Data extract:

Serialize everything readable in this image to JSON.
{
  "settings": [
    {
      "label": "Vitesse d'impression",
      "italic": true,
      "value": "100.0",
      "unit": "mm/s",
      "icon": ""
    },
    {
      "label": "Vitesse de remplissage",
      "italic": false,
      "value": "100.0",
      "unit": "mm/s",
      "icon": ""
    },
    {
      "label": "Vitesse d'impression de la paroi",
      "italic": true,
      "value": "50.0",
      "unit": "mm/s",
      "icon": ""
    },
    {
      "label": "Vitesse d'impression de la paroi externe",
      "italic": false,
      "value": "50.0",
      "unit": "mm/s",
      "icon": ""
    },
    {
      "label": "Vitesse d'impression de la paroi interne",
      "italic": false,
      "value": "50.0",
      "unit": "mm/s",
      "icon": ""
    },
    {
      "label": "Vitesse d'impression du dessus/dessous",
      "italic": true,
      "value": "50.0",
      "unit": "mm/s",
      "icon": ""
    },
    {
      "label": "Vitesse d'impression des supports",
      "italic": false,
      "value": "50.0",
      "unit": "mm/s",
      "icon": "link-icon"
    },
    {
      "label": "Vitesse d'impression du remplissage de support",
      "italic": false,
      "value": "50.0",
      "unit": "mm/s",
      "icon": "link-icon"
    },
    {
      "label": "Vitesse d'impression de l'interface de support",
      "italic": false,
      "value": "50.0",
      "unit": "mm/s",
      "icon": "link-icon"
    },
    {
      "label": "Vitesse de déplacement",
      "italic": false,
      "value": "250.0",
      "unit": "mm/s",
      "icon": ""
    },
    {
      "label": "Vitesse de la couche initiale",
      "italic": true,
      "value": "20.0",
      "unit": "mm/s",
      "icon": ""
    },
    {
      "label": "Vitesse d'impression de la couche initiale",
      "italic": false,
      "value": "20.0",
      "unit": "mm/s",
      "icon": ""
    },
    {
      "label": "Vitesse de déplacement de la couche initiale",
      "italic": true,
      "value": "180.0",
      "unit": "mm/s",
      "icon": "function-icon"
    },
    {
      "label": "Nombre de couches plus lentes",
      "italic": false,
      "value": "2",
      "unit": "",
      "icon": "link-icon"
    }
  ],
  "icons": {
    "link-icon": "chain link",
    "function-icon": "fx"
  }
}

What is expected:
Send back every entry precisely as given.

Solution below:
Serialize everything readable in this image to JSON.
{
  "settings": [
    {
      "label": "Vitesse d'impression",
      "italic": true,
      "value": "100.0",
      "unit": "mm/s",
      "icon": ""
    },
    {
      "label": "Vitesse de remplissage",
      "italic": false,
      "value": "100.0",
      "unit": "mm/s",
      "icon": ""
    },
    {
      "label": "Vitesse d'impression de la paroi",
      "italic": true,
      "value": "50.0",
      "unit": "mm/s",
      "icon": ""
    },
    {
      "label": "Vitesse d'impression de la paroi externe",
      "italic": false,
      "value": "50.0",
      "unit": "mm/s",
      "icon": ""
    },
    {
      "label": "Vitesse d'impression de la paroi interne",
      "italic": false,
      "value": "50.0",
      "unit": "mm/s",
      "icon": ""
    },
    {
      "label": "Vitesse d'impression du dessus/dessous",
      "italic": true,
      "value": "50.0",
      "unit": "mm/s",
      "icon": ""
    },
    {
      "label": "Vitesse d'impression des supports",
      "italic": false,
      "value": "50.0",
      "unit": "mm/s",
      "icon": "link-icon"
    },
    {
      "label": "Vitesse d'impression du remplissage de support",
      "italic": false,
      "value": "50.0",
      "unit": "mm/s",
      "icon": "link-icon"
    },
    {
      "label": "Vitesse d'impression de l'interface de support",
      "italic": false,
      "value": "50.0",
      "unit": "mm/s",
      "icon": "link-icon"
    },
    {
      "label": "Vitesse de déplacement",
      "italic": false,
      "value": "250.0",
      "unit": "mm/s",
      "icon": ""
    },
    {
      "label": "Vitesse de la couche initiale",
      "italic": true,
      "value": "20.0",
      "unit": "mm/s",
      "icon": ""
    },
    {
      "label": "Vitesse d'impression de la couche initiale",
      "italic": false,
      "value": "20.0",
      "unit": "mm/s",
      "icon": ""
    },
    {
      "label": "Vitesse de déplacement de la couche initiale",
      "italic": true,
      "value": "180.0",
      "unit": "mm/s",
      "icon": "function-icon"
    },
    {
      "label": "Nombre de couches plus lentes",
      "italic": false,
      "value": "2",
      "unit": "",
      "icon": "link-icon"
    }
  ],
  "icons": {
    "link-icon": "chain link",
    "function-icon": "fx"
  }
}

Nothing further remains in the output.